I have been blessed to meet some very interesting folks on my travels through life, but there are a few with whom I wouldn’t want to share a home. One was a fellow from the mountains of West Virginia who lived “in” a one-room cabin with a couple hounds. Jack had been a professional man with a Master’s Degree when his wife divorced him and took everything he had, and then got a sizeable alimony besides. He quit his job, built a cabin on the property of a friend and told his ex to sue and prosecute for all she was worth; jail would just mean free room and board for him. He literally lived off the land. All year round, he slept on a big wooden plank on the front porch of that cabin, even in sub-zero weather.

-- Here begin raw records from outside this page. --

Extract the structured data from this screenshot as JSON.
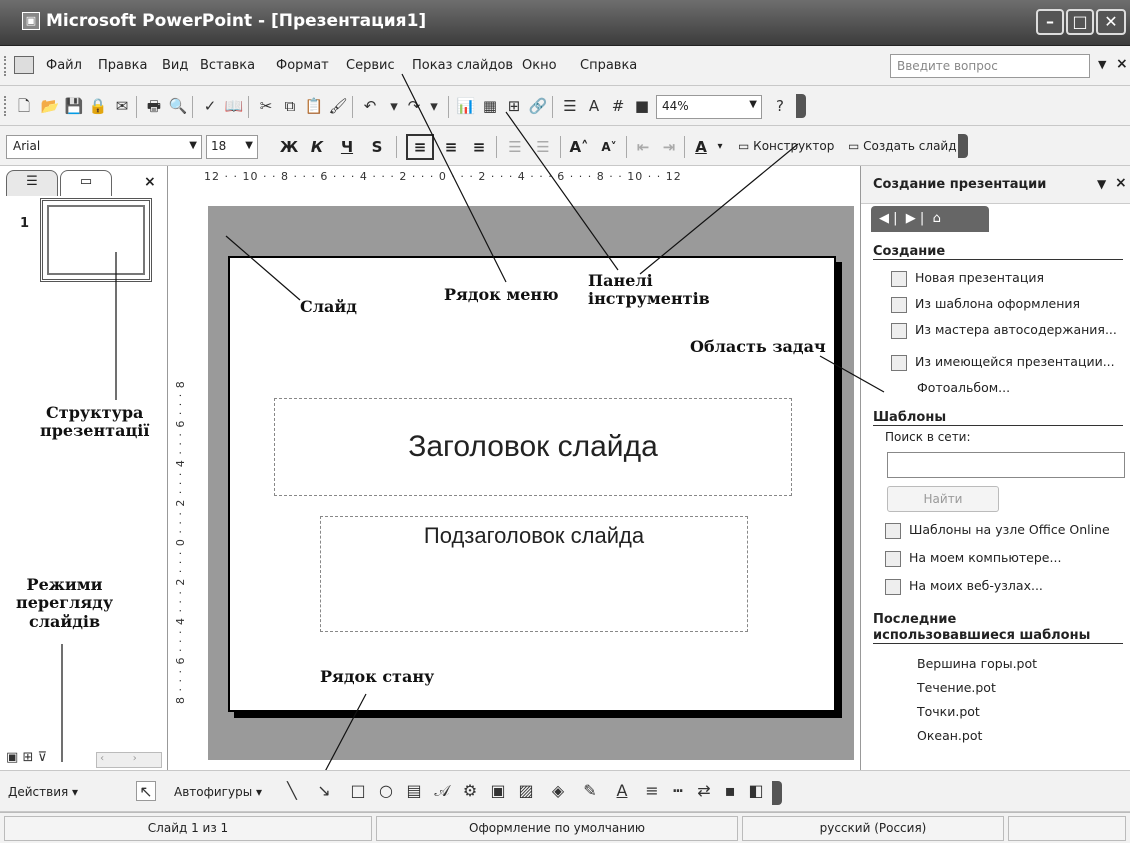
{
  "window": {
    "title": "Microsoft PowerPoint - [Презентация1]",
    "minimize": "–",
    "maximize": "□",
    "close": "✕"
  },
  "menubar": {
    "items": [
      "Файл",
      "Правка",
      "Вид",
      "Вставка",
      "Формат",
      "Сервис",
      "Показ слайдов",
      "Окно",
      "Справка"
    ],
    "help_placeholder": "Введите вопрос",
    "close": "×"
  },
  "standard_toolbar": {
    "zoom": "44%"
  },
  "formatting_toolbar": {
    "font": "Arial",
    "size": "18",
    "bold": "Ж",
    "italic": "К",
    "underline": "Ч",
    "shadow": "S",
    "designer": "Конструктор",
    "new_slide": "Создать слайд"
  },
  "outline_pane": {
    "slide_number": "1",
    "close": "×"
  },
  "editor": {
    "hruler": "12 · · 10 · · 8 · · · 6 · · · 4 · · · 2 · · · 0 · · · 2 · · · 4 · · · 6 · · · 8 · · 10 · · 12",
    "vruler": "8 · · · 6 · · · 4 · · · 2 · · · 0 · · · 2 · · · 4 · · · 6 · · · 8",
    "slide_title": "Заголовок слайда",
    "slide_subtitle": "Подзаголовок слайда"
  },
  "annotations": {
    "slide": "Слайд",
    "menu_row": "Рядок меню",
    "toolbars_1": "Панелі",
    "toolbars_2": "інструментів",
    "task_area": "Область задач",
    "structure_1": "Структура",
    "structure_2": "презентації",
    "view_modes_1": "Режими",
    "view_modes_2": "перегляду",
    "view_modes_3": "слайдів",
    "status_row": "Рядок стану"
  },
  "task_pane": {
    "title": "Создание презентации",
    "section_create": "Создание",
    "create_links": [
      "Новая презентация",
      "Из шаблона оформления",
      "Из мастера автосодержания...",
      "Из имеющейся презентации...",
      "Фотоальбом..."
    ],
    "section_templates": "Шаблоны",
    "search_label": "Поиск в сети:",
    "find_button": "Найти",
    "template_links": [
      "Шаблоны на узле Office Online",
      "На моем компьютере...",
      "На моих веб-узлах..."
    ],
    "section_recent_1": "Последние",
    "section_recent_2": "использовавшиеся шаблоны",
    "recent": [
      "Вершина горы.pot",
      "Течение.pot",
      "Точки.pot",
      "Океан.pot"
    ]
  },
  "drawing_toolbar": {
    "actions": "Действия ▾",
    "autoshapes": "Автофигуры ▾"
  },
  "statusbar": {
    "slide": "Слайд 1 из 1",
    "design": "Оформление по умолчанию",
    "language": "русский (Россия)"
  }
}
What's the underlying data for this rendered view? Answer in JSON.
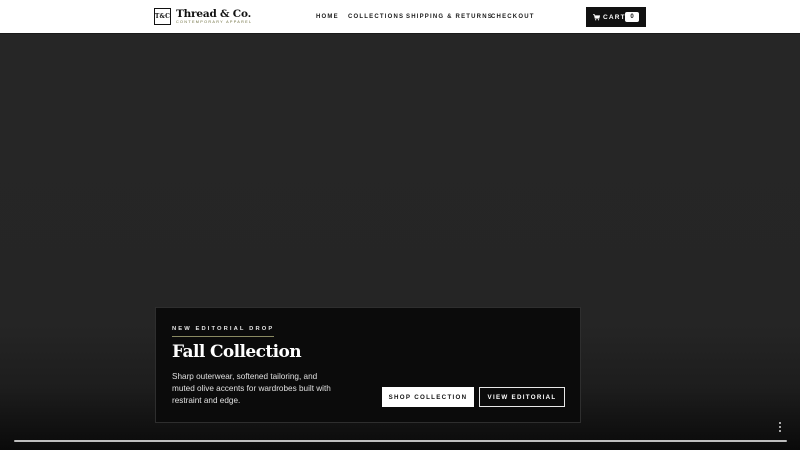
{
  "brand": {
    "mark": "T&C",
    "name": "Thread & Co.",
    "tagline": "CONTEMPORARY APPAREL"
  },
  "nav": {
    "items": [
      {
        "label": "HOME"
      },
      {
        "label": "COLLECTIONS"
      },
      {
        "label": "SHIPPING & RETURNS"
      },
      {
        "label": "CHECKOUT"
      }
    ]
  },
  "cart": {
    "label": "CART",
    "count": "0",
    "icon": "cart-icon"
  },
  "hero": {
    "eyebrow": "NEW EDITORIAL DROP",
    "title": "Fall Collection",
    "description": "Sharp outerwear, softened tailoring, and muted olive accents for wardrobes built with restraint and edge.",
    "primary_cta": "SHOP COLLECTION",
    "secondary_cta": "VIEW EDITORIAL"
  },
  "colors": {
    "accent": "#8a8a62",
    "background": "#252525",
    "panel": "#0b0b0b"
  }
}
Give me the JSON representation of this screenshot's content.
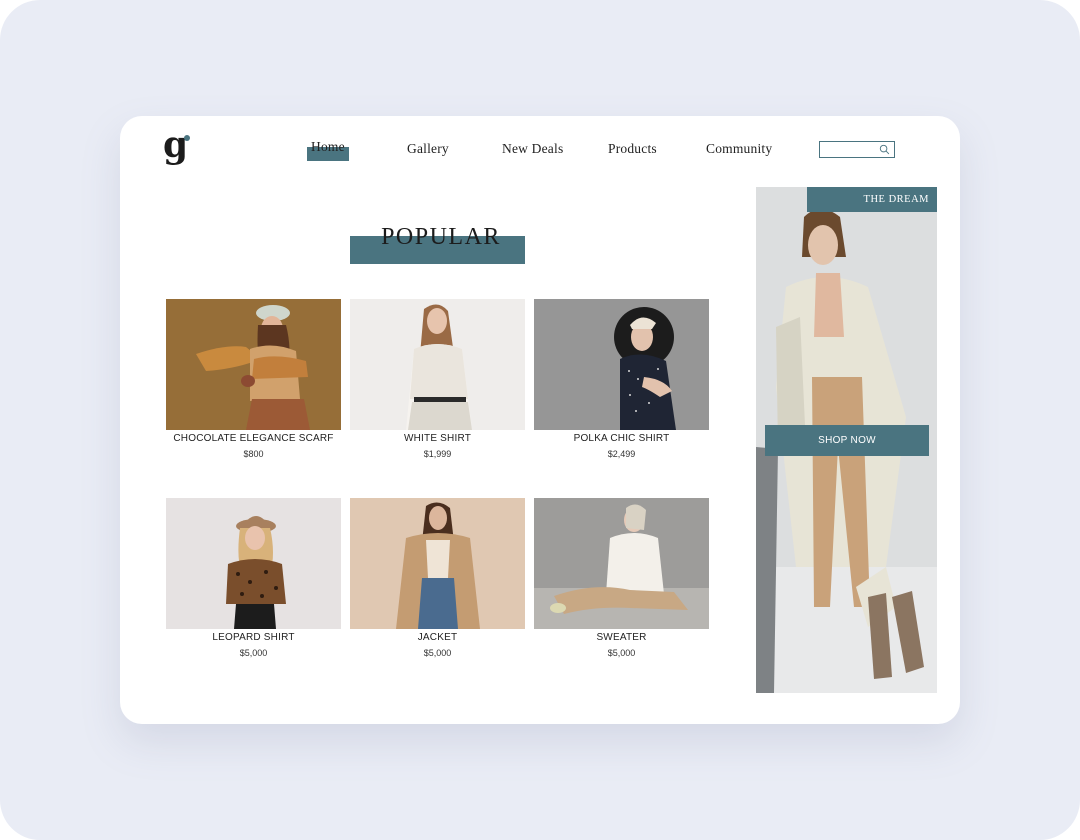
{
  "brand": {
    "logo_letter": "g"
  },
  "nav": {
    "items": [
      {
        "label": "Home",
        "active": true
      },
      {
        "label": "Gallery"
      },
      {
        "label": "New Deals"
      },
      {
        "label": "Products"
      },
      {
        "label": "Community"
      }
    ],
    "search_placeholder": ""
  },
  "section": {
    "title": "POPULAR"
  },
  "products": [
    {
      "name": "CHOCOLATE ELEGANCE SCARF",
      "price": "$800"
    },
    {
      "name": "WHITE SHIRT",
      "price": "$1,999"
    },
    {
      "name": "POLKA CHIC SHIRT",
      "price": "$2,499"
    },
    {
      "name": "LEOPARD SHIRT",
      "price": "$5,000"
    },
    {
      "name": "JACKET",
      "price": "$5,000"
    },
    {
      "name": "SWEATER",
      "price": "$5,000"
    }
  ],
  "hero": {
    "tag": "THE DREAM",
    "cta": "SHOP NOW"
  },
  "colors": {
    "accent": "#4a7480",
    "background": "#e9ecf5",
    "card": "#ffffff"
  }
}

Wool blankets and a couple good dogs kept him warm he said. Surprisingly, he never smelled like dog when he came to town, but it was obvious that he didn’t use deodorant. He’d hitch a ride with a friend, all the way from the mountains to the muzzle-loader shop by the Ohio River, where I worked at the time. That friend must have had no olfactory senses left, is all I can say.
Now Ed, another memorable fellow, lived in nearby Salzburg, and I met him while I was working a stint at a feed store downtown. He was as friendly and talkative a guy as you’d ever meet, but he was also the single most odiferous fellow that I’ve encountered during my nearly six decades on this earth. You see, he dearly loved coon dogs and coon hunting. Naturally, he also tended to enjoy the company of other coon hunters. Sadly, many of those coon hunters were married to women that didn’t seem to appreciate the finer things in life, like the sound of a pack of hounds howling in the back yard when they were getting impatient to be on the trail (or if the golden retriever next door happened to be “in season.”) As a result, many of them sought an individual with enough patience and room to board their dogs for them.

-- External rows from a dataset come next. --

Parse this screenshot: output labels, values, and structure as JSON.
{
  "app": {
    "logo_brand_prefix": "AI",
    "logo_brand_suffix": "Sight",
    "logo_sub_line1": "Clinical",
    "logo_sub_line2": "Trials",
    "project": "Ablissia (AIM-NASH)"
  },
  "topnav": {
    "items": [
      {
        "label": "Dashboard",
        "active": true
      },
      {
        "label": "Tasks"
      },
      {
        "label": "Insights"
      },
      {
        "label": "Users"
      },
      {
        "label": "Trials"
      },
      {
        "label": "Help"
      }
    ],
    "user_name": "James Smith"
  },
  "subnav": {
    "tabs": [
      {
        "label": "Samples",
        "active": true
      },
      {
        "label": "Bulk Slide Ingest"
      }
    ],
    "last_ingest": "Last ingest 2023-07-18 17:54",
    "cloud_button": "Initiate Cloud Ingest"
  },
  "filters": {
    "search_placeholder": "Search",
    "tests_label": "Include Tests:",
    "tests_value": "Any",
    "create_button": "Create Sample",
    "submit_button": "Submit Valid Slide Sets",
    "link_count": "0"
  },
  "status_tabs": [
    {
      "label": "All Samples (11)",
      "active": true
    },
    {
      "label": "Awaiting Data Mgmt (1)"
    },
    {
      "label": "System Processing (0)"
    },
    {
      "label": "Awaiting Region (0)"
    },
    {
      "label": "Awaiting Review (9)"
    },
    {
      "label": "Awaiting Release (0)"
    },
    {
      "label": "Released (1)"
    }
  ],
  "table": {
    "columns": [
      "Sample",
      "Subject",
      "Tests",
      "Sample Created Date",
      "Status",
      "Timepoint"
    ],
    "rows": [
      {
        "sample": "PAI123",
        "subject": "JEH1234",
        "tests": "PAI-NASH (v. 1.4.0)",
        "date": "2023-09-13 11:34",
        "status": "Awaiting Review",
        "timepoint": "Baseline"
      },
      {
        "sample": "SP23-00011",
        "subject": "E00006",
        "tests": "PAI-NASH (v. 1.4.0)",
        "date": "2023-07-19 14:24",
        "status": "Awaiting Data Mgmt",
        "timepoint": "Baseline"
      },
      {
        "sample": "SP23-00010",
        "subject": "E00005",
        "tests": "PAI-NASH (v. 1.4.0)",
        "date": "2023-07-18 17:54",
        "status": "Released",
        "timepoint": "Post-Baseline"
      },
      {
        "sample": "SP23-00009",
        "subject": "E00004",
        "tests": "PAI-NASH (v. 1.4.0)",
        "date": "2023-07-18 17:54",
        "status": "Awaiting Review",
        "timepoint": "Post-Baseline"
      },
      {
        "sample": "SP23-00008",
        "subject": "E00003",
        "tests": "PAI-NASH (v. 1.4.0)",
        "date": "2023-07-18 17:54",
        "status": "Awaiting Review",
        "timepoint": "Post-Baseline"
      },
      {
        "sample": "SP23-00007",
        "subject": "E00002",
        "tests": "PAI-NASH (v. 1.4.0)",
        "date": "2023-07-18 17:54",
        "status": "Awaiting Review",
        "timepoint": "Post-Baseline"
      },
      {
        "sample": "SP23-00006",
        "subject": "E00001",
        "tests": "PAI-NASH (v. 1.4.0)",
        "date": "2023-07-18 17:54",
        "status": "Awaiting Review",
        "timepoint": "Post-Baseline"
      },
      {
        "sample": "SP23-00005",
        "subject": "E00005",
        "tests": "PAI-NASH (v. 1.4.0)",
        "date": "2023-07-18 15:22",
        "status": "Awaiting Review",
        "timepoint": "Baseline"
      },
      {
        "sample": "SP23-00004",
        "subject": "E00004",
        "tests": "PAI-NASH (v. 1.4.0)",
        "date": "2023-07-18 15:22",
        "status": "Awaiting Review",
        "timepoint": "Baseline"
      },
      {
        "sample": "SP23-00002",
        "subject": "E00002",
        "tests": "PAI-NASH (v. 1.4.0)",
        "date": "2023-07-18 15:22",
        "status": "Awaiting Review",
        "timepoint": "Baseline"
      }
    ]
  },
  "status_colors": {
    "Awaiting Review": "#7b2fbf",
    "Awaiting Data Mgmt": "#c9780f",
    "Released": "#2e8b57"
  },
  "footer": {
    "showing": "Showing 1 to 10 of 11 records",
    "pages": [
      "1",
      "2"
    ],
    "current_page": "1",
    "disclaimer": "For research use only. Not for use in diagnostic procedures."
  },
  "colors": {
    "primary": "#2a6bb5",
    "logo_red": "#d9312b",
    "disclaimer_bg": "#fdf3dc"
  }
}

Enter the Ed. He was just past retirement age, so he had the time to fool with dogs. His wife had left him years earlier for some strange reason, plus he had a double lot in the middle of a quiet bedroom area of Salzburg. To say that he didn’t smell like a hound himself would be understandably false, since he hugged and petted each dog at feeding time to keep them friendly. (For those who don’t know, hounds have a smell totally unlike the long-haired breeds.) He paid no attention to his high-falutin neighbors when they complained about the smell, or about the noise that 28 hounds could make when they took a notion. UNTIL the city came by and wrote him a ticket for running a kennel without a permit, that is. It turned out that no zoning laws were broken, though, so he got a kennel permit and happily kept the hounds. By the time the neighbors got their wishes incorporated into the city zoning laws, the old fellow was grandfathered in.
He told me all about it one day while standing on the loading dock at the feed store, when he’d come to get his monthly pick-up load of dog food. I stood upwind from him, of course. Even then, I don’t think I fully realized the strength of his “presence” until he’d been gone for about a half-hour one day. I’d spent most of the time since his farewell in the sales office. When I walked back into the warehouse, all three of the 10x10 freight doors were open on the windward side, plus the man door. On the leeward side, a 10x12 freight door was open, plus a man door. Yet, his presence still lingered on. Now THAT’S staying power!
I liked both of these fellows, and you know, I don’t think they will ever fade from my memory. They both simply had an unforgettable air about them. © 2013
Read about Skunk-Cabbage HERE!